▸ **What you have to do**
From the records below, copy each line in which the string "Search" occurs.

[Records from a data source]
/---

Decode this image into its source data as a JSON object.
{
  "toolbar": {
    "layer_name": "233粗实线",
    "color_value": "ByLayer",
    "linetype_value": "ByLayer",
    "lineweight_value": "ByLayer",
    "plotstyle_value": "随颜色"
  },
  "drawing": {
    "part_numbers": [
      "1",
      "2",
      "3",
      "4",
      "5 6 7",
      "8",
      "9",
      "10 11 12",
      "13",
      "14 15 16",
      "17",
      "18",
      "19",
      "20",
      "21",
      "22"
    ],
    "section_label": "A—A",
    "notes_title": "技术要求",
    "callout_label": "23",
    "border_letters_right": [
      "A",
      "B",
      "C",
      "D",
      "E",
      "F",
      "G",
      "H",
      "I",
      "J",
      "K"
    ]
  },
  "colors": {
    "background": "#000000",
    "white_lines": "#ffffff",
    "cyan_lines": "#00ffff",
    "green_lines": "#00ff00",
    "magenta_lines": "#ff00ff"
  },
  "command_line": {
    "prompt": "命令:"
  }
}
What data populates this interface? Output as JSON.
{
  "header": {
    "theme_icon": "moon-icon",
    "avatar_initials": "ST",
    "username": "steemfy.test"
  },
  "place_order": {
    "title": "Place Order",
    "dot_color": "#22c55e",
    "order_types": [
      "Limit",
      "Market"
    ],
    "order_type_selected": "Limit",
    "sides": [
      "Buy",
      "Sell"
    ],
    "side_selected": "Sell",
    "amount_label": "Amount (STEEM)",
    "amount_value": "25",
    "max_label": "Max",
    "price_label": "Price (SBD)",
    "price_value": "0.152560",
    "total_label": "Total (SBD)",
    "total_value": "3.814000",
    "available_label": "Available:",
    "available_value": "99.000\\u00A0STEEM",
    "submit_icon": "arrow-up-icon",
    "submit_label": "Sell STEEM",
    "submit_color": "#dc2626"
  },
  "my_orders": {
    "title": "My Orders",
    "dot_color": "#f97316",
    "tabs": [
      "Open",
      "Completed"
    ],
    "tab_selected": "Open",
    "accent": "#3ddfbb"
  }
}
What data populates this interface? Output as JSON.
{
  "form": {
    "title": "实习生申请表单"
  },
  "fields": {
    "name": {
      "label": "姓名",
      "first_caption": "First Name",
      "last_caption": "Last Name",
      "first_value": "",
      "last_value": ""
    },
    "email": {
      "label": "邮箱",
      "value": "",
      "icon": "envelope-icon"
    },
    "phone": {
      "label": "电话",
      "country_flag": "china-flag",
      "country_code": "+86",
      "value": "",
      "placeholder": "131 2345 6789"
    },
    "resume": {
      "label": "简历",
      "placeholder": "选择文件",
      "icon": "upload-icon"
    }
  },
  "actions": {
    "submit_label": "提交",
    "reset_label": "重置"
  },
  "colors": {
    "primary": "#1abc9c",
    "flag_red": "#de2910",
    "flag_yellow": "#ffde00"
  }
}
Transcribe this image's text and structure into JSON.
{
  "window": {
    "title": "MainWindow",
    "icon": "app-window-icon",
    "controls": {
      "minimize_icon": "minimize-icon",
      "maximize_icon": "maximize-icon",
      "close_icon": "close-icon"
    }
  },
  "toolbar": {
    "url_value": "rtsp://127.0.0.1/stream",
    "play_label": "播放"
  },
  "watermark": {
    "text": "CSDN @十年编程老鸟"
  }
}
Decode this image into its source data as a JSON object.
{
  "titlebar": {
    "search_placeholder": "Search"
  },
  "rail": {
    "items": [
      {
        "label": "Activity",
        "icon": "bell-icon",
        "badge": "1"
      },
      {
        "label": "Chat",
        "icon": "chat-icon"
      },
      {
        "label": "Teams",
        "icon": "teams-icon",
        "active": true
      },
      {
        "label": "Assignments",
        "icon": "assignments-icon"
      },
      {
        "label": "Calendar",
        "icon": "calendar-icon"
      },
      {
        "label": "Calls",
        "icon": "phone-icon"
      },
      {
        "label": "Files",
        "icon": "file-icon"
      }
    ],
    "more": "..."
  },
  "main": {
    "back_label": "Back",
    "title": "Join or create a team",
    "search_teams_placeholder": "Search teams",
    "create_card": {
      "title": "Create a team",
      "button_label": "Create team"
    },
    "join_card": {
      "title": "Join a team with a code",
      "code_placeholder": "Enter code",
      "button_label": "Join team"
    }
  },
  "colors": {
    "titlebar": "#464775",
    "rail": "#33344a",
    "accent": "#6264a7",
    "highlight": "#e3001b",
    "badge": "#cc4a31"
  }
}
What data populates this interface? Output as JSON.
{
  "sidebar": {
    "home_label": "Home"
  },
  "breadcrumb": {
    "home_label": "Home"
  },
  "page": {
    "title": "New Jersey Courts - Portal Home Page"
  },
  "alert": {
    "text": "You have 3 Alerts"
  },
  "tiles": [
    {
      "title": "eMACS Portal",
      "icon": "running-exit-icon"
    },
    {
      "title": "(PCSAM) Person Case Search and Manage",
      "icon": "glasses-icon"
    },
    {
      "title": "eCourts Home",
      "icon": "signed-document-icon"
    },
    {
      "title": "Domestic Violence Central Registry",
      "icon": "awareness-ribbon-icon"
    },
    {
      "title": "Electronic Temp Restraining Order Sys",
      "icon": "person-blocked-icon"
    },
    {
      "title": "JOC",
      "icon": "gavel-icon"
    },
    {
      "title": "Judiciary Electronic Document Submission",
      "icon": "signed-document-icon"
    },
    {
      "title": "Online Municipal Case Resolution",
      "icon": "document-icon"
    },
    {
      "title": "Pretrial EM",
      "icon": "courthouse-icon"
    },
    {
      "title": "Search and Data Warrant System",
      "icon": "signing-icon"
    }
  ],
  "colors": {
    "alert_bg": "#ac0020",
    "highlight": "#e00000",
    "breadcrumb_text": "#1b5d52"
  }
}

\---

▸ **Reply to the exercise**
    "search_placeholder": "Search"
    "search_teams_placeholder": "Search teams",
      "title": "(PCSAM) Person Case Search and Manage",
      "title": "Search and Data Warrant System",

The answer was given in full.